A soldier has been killed in a machete attack in a street in London during broad daylight.
Labour peers have urged British Deputy Prime Minister and Lib-Dems leader Nick Clegg to stop opposing the Communications Data Bill, dubbed the snooper’s charter by the opponents, in the wake of the Woolwich attack.
Former Labour home secretary Lord Reid and former security minister Lord West urged Clegg to drop his opposition to the legislation after a soldier was beheaded by the knife-wielding attackers in Woolwich, southeast London.
Appearing on BBC’s Newsnight, Lord Reid said the police and intelligence services should have tools they need to prevent these kinds of attacks.
Privacy watchdog Big Brother Watch, however, said it was “wholly wrong for [Lord Reid] to be arguing for a change of policy before the details of what has happened in Woolwich are clear.”

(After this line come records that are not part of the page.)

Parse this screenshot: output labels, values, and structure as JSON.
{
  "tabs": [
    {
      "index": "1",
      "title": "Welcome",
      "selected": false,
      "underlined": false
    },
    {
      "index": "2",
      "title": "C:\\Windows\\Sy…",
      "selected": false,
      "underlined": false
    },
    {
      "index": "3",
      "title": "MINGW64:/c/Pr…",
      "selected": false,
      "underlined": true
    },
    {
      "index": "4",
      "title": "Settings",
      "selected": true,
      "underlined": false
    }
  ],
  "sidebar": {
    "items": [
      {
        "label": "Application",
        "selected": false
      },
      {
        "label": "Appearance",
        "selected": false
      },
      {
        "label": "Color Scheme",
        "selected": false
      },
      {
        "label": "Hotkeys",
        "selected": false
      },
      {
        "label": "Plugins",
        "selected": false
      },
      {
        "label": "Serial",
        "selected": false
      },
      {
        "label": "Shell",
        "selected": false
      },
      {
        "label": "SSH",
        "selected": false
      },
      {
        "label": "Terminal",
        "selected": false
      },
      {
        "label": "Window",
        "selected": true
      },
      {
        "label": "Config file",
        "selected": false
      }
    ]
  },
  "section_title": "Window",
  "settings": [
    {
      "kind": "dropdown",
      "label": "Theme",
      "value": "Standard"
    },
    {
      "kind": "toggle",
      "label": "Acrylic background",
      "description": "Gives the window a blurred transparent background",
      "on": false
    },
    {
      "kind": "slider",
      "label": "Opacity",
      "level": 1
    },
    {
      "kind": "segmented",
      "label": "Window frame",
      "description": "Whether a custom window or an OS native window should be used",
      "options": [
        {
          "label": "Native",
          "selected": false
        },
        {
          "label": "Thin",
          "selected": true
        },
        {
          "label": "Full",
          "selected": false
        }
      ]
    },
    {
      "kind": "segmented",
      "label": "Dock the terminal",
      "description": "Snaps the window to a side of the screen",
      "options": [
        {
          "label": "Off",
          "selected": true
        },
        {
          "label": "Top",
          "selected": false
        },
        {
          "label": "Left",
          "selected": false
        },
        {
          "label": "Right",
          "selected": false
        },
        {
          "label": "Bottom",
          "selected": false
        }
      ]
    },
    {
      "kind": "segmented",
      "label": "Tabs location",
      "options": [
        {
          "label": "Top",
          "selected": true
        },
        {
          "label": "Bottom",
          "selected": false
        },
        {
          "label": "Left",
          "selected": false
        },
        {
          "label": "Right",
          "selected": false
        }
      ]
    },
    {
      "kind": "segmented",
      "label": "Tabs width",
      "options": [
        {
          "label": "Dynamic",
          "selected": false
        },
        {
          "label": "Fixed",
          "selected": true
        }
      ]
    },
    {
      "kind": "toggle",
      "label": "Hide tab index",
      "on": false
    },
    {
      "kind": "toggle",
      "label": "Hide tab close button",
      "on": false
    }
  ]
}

The snooper’s charter, if passed, would allow bulk, warrantless, unaccountable examination of all online activities by government agencies in the country, which according to critics would harm Britons’ freedom and privacy.
The so-called snooper’s charter was proposed by Home Secretary Theresa May, despite the coalition government’s agreement in 2010 to end the storing of emails and Internet records “without good reason”.